(Supplied records Opens)

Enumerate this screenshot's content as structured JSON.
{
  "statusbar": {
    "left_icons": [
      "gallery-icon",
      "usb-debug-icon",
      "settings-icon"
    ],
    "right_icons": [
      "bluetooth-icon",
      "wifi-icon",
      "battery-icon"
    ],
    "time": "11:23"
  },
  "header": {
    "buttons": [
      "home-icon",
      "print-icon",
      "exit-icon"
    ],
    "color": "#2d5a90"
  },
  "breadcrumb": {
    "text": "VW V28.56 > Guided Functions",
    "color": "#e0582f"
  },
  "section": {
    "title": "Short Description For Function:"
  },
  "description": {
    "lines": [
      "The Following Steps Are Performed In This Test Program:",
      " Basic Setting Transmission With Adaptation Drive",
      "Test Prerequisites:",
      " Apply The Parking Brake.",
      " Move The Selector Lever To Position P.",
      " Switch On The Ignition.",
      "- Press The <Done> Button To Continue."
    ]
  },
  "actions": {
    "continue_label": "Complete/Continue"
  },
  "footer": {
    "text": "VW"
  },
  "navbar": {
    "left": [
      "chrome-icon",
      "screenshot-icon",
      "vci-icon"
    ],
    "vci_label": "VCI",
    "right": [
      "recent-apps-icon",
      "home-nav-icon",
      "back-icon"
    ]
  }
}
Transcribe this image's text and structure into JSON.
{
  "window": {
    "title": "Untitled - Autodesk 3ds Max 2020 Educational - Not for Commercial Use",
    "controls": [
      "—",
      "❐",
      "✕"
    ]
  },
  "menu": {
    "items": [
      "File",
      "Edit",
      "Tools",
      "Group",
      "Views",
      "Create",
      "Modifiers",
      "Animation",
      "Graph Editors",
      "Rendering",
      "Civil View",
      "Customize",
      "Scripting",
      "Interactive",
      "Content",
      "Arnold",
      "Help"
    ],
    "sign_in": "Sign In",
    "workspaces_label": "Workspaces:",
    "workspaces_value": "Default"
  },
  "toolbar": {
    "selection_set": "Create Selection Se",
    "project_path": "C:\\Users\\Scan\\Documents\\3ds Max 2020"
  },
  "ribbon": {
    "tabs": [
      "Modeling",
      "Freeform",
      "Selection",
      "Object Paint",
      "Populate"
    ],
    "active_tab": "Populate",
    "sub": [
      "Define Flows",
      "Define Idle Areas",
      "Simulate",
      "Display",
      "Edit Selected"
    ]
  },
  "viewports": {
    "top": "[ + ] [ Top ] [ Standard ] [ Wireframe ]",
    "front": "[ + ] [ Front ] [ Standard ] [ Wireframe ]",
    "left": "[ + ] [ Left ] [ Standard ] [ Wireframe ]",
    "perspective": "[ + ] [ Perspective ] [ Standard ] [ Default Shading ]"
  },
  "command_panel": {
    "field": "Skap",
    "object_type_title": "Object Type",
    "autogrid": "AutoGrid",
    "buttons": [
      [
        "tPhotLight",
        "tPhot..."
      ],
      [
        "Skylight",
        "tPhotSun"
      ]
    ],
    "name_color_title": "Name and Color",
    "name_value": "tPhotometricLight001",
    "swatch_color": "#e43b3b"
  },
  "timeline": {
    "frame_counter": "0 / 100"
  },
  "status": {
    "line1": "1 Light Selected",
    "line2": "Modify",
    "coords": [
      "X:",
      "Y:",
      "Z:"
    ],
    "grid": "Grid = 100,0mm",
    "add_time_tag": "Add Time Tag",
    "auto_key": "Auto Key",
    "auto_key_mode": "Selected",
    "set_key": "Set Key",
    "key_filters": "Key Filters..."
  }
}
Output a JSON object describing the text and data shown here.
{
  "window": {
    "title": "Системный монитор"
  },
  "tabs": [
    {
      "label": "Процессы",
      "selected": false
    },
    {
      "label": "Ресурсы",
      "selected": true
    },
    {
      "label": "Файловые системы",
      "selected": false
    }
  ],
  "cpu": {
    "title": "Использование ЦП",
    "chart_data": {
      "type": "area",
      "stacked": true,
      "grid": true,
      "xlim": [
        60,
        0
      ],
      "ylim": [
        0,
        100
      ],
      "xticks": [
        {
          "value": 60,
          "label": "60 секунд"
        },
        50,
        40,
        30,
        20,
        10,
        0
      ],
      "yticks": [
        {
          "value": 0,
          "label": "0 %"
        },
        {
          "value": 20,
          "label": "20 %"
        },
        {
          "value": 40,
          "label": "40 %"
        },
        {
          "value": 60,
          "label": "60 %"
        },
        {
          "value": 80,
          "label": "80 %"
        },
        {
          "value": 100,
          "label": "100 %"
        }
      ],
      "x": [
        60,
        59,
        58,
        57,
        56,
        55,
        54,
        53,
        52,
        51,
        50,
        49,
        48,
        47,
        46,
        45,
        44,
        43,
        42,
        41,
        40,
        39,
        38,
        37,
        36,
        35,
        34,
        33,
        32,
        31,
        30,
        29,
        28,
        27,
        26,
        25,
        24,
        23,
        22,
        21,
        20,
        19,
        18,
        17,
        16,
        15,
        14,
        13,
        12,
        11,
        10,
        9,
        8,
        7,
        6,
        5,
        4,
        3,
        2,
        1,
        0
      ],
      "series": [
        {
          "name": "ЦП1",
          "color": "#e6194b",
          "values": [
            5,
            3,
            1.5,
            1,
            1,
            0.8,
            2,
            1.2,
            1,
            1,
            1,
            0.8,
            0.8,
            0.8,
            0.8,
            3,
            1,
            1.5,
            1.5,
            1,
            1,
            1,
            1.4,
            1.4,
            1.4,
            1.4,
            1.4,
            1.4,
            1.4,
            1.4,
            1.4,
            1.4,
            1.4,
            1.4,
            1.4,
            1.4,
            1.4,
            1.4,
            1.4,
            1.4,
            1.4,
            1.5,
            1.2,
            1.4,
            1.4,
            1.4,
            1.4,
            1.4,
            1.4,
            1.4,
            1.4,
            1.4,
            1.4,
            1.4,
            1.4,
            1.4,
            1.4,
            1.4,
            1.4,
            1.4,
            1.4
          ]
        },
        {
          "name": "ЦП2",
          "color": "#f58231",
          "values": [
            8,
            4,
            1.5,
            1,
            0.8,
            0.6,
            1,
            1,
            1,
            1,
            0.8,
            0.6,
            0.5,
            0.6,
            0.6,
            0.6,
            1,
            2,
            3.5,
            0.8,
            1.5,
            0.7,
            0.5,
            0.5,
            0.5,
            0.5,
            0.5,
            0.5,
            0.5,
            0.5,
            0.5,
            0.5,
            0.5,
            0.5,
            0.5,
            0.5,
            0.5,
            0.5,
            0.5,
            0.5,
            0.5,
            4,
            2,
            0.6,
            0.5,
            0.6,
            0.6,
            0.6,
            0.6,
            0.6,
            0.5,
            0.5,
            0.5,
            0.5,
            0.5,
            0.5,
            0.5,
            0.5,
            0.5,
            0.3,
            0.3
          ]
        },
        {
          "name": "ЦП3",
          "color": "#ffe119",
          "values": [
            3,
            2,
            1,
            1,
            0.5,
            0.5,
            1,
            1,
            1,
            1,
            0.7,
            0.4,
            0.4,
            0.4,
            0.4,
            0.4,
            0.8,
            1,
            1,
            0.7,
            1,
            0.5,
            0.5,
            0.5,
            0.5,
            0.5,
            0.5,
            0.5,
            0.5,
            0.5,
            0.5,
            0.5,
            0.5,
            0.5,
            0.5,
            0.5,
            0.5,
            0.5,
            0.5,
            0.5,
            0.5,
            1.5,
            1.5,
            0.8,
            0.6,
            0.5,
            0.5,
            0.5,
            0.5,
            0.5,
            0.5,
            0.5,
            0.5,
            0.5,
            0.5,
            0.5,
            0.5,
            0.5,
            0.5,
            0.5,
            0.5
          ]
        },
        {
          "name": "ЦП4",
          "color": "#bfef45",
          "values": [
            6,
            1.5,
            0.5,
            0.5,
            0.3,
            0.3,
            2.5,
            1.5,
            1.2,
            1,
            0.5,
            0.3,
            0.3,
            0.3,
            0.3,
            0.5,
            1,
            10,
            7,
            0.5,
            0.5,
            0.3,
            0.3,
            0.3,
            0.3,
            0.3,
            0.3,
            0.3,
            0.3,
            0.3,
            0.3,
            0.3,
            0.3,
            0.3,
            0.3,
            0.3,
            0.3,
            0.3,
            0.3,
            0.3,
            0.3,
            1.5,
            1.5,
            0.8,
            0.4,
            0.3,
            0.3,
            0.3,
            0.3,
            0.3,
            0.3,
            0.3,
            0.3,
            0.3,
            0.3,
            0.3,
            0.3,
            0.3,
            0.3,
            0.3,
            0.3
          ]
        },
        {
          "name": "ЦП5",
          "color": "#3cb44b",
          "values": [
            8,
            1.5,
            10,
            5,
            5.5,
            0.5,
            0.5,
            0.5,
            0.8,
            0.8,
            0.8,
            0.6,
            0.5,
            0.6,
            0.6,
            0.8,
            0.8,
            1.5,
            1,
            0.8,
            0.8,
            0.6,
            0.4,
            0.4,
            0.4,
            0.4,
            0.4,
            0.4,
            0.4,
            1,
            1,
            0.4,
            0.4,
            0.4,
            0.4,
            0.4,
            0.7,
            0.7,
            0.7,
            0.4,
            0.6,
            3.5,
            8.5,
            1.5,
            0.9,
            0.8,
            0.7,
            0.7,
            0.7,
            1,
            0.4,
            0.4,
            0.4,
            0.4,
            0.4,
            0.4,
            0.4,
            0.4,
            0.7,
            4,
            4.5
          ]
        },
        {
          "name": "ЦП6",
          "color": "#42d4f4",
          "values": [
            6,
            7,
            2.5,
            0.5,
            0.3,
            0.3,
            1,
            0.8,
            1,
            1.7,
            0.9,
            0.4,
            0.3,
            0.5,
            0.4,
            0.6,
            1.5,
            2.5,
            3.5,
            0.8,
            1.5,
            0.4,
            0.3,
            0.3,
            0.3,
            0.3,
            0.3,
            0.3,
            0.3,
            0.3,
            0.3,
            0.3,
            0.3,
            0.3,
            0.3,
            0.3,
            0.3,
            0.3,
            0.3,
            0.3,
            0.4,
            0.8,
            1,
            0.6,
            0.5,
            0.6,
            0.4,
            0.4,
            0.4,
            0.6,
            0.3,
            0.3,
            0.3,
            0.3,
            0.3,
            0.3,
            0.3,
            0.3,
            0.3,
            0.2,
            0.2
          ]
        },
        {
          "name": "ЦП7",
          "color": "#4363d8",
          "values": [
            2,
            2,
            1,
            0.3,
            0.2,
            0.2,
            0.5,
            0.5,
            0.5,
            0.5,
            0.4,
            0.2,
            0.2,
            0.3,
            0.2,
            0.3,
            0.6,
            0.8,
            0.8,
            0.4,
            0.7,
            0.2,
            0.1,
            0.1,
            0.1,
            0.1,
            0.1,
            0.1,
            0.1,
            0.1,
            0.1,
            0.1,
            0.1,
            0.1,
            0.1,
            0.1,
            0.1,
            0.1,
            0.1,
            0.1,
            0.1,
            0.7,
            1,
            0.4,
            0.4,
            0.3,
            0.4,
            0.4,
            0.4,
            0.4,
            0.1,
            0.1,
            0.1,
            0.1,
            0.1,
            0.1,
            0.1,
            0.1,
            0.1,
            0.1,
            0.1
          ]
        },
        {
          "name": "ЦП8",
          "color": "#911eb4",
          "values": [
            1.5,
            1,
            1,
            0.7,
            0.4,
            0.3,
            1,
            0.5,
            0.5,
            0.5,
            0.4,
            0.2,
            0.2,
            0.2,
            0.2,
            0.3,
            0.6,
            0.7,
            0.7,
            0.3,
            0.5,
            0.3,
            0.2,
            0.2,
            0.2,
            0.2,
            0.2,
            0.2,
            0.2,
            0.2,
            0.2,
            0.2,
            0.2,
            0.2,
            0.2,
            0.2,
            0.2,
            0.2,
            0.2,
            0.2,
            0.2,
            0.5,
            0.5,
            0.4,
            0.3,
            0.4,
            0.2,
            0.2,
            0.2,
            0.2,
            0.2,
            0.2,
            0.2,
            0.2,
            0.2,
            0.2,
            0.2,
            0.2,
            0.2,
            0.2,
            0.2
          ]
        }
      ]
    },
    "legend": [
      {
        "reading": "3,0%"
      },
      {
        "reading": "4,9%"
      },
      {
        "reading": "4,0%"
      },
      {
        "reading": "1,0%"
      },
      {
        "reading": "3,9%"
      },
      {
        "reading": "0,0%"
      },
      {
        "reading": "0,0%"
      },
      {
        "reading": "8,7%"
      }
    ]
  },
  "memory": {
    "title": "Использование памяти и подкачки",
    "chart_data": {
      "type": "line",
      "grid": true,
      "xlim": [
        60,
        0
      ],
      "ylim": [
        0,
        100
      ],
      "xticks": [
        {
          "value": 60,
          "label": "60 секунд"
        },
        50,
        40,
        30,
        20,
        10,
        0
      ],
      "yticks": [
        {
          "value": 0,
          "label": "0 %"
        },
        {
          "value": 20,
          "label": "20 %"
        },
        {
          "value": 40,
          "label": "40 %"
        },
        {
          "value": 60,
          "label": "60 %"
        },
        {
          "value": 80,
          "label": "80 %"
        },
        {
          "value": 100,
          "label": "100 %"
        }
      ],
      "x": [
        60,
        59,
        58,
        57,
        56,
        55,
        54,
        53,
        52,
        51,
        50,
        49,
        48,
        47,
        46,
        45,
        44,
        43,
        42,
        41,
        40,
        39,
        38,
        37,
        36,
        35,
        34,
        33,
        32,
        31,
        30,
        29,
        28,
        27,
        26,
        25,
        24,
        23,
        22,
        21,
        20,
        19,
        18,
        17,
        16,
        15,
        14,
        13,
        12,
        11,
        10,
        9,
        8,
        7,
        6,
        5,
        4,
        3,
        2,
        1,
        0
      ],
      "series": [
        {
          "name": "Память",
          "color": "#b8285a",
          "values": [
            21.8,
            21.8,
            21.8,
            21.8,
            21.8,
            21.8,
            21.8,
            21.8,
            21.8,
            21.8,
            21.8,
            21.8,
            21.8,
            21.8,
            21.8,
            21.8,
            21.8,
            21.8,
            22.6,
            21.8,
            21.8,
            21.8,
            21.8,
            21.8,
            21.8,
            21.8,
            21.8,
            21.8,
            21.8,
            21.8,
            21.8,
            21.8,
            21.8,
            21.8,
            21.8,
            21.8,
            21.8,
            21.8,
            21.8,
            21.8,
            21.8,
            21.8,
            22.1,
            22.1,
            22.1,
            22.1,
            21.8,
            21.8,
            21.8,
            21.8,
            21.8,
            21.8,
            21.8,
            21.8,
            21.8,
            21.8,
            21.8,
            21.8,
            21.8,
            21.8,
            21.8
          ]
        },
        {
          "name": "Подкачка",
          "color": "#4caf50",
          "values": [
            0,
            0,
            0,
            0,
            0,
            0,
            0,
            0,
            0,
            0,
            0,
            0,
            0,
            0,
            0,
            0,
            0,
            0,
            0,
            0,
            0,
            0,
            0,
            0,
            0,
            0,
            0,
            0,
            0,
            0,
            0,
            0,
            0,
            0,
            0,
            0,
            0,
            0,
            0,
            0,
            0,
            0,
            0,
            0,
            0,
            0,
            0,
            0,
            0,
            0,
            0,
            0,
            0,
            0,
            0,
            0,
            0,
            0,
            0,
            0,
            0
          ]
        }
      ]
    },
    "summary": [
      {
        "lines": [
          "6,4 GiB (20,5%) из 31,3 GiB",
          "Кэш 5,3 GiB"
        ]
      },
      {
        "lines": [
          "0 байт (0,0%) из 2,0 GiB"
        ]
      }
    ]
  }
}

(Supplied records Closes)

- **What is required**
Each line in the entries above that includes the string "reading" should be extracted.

- **Answer section**
        "reading": "3,0%"
        "reading": "4,9%"
        "reading": "4,0%"
        "reading": "1,0%"
        "reading": "3,9%"
        "reading": "0,0%"
        "reading": "0,0%"
        "reading": "8,7%"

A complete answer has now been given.